NEW YORK ( MainStreet) — Americans are looking for ways to pay for cheaper health insurance and would consider moving if it would lower their premiums.

More than one in four Americans would consider moving to another state or county to get better and/or cheaper health insurance, according to a new Bankrate.com report.

Young adults or those who are 18 to 29 years old are the most likely to consider moving with 42% saying that health insurance would factor into their decision on where to live.

"This suggests that many people could move and get better, cheaper health insurance without having to upend their entire lives," said Bankrate.com insurance analyst Doug Whiteman. "We're not necessarily talking about moving across the country and needing to find new jobs, schools, friends and so on. Sometimes moving just a few miles can significantly improve your health insurance situation."

About one-third of the lowest-income households who bring in under $30,000 per year would consider moving because of health insurance reasons.
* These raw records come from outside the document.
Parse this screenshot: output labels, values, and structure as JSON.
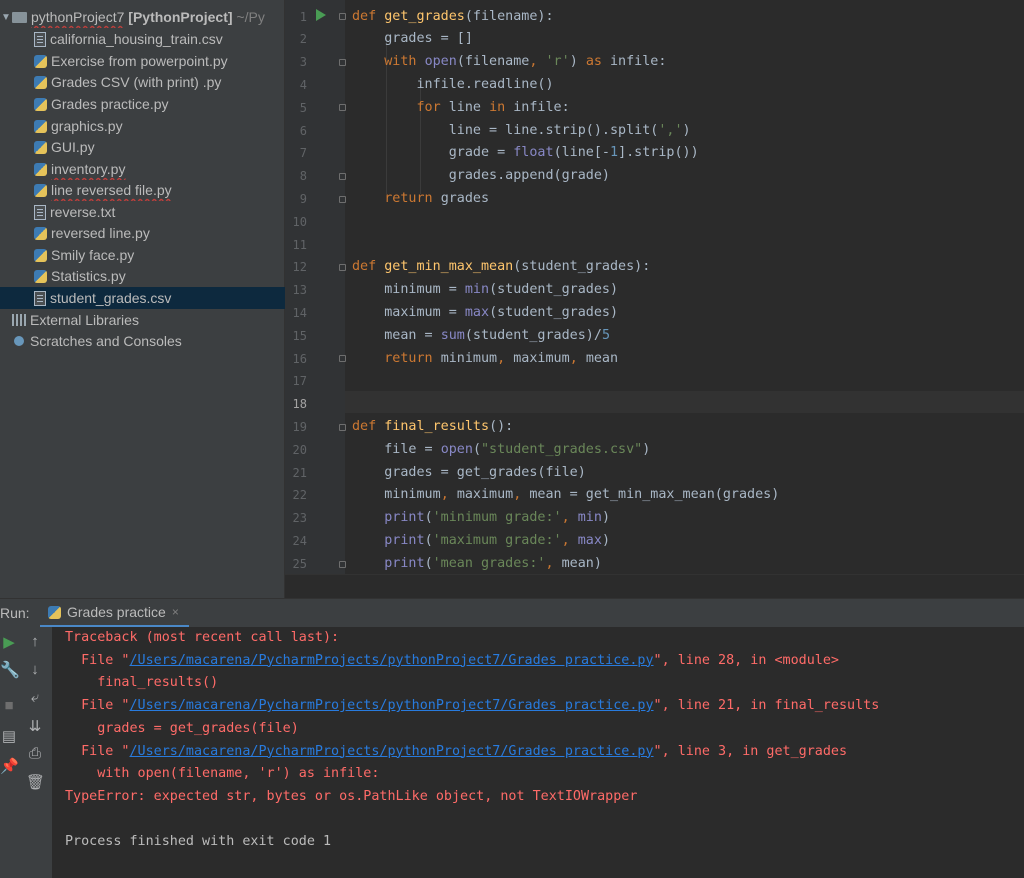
{
  "project": {
    "root": {
      "name": "pythonProject7",
      "label": "[PythonProject]",
      "path": "~/Py"
    },
    "items": [
      {
        "name": "california_housing_train.csv",
        "type": "csv"
      },
      {
        "name": "Exercise from powerpoint.py",
        "type": "py"
      },
      {
        "name": "Grades CSV (with print) .py",
        "type": "py"
      },
      {
        "name": "Grades practice.py",
        "type": "py"
      },
      {
        "name": "graphics.py",
        "type": "py"
      },
      {
        "name": "GUI.py",
        "type": "py"
      },
      {
        "name": "inventory.py",
        "type": "py"
      },
      {
        "name": "line reversed file.py",
        "type": "py"
      },
      {
        "name": "reverse.txt",
        "type": "txt"
      },
      {
        "name": "reversed line.py",
        "type": "py"
      },
      {
        "name": "Smily face.py",
        "type": "py"
      },
      {
        "name": "Statistics.py",
        "type": "py"
      },
      {
        "name": "student_grades.csv",
        "type": "csv",
        "selected": true
      }
    ],
    "external_libraries": "External Libraries",
    "scratches": "Scratches and Consoles"
  },
  "editor": {
    "line_numbers": [
      "1",
      "2",
      "3",
      "4",
      "5",
      "6",
      "7",
      "8",
      "9",
      "10",
      "11",
      "12",
      "13",
      "14",
      "15",
      "16",
      "17",
      "18",
      "19",
      "20",
      "21",
      "22",
      "23",
      "24",
      "25"
    ],
    "current_line": "18"
  },
  "run": {
    "title": "Run:",
    "tab": "Grades practice",
    "tab_close": "×",
    "output": {
      "traceback": "Traceback (most recent call last):",
      "file_prefix": "  File \"",
      "path": "/Users/macarena/PycharmProjects/pythonProject7/Grades practice.py",
      "frame1_suffix": "\", line 28, in <module>",
      "frame1_code": "    final_results()",
      "frame2_suffix": "\", line 21, in final_results",
      "frame2_code": "    grades = get_grades(file)",
      "frame3_suffix": "\", line 3, in get_grades",
      "frame3_code": "    with open(filename, 'r') as infile:",
      "error": "TypeError: expected str, bytes or os.PathLike object, not TextIOWrapper",
      "finished": "Process finished with exit code 1"
    }
  },
  "colors": {
    "keyword": "#cc7832",
    "function_name": "#ffc66d",
    "builtin": "#8888c6",
    "string": "#6a8759",
    "number": "#6897bb",
    "error_text": "#ff6b68",
    "link": "#287bde",
    "selection": "#0d293e"
  }
}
Since half of the 50 states are not expanding Medicaid, this is one of the groups most affected by geography. This map shows that premiums can vary widely, even within the same metropolitan area .

Premiums can vary greatly due to the level of insurance being offered, the number of insurance carriers in the area and how insurance is regulated in that state, Whiteman said.
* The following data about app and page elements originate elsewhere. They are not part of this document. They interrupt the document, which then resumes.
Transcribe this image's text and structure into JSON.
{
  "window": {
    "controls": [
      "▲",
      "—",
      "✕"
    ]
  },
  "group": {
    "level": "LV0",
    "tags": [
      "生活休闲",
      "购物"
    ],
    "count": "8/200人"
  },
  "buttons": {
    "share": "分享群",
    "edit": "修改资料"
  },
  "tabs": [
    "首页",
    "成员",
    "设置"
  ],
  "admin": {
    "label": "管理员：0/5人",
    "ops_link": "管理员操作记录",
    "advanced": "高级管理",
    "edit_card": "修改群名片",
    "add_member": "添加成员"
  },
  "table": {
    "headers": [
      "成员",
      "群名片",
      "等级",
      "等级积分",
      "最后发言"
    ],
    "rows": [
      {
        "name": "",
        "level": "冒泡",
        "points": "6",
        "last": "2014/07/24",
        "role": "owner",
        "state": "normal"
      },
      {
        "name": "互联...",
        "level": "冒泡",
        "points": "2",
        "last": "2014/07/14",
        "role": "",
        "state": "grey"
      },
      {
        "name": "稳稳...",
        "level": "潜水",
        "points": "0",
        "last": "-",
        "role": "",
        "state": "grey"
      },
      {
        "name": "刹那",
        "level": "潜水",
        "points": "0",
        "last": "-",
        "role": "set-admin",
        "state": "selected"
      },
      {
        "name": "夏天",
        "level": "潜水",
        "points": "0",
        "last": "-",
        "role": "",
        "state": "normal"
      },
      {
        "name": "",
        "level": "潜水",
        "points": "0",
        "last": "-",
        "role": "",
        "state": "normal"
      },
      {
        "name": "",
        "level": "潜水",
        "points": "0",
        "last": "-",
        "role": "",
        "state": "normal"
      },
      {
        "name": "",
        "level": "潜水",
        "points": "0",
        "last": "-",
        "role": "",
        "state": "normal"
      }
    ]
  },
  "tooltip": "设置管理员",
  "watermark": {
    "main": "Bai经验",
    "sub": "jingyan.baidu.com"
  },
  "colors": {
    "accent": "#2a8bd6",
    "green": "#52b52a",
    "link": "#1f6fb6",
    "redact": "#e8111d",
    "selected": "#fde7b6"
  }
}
"We're always telling people to shop around for insurance," he said. "This is a big part of family budgets. People ought to shop around for the right plan. We thought the results were pretty significant."

The survey also found that only 33% of Americans are feeling more negative about the Affordable Care Act now than they were one year ago; however, only 15% are feeling more positive. Young adults are the most likely to say their opinion of the law has grown more positive. This group is also the most likely to say it's getting easier for them to handle medical expenses and to report their health insurance situation is improving.

Nearly half or 46% of rural residents are feeling more negative and only 12% are feeling more positive. Urban residents are evenly divided with 22% more negative and 22% more positive.

Only 40% of Americans say their monthly health care spending is higher than a year ago, a sharp contrast with the 5% who say it is lower.

"It is surprising a fair segment of the population said they would be willing to move for health insurance," Whiteman said. "It will be interesting to watch in the coming years to see if there is more migration in the future."

Since health insurance premiums and deductibles can make up a significant portion of an individual's budget, planning for any medical issues or emergencies can protect against further problems.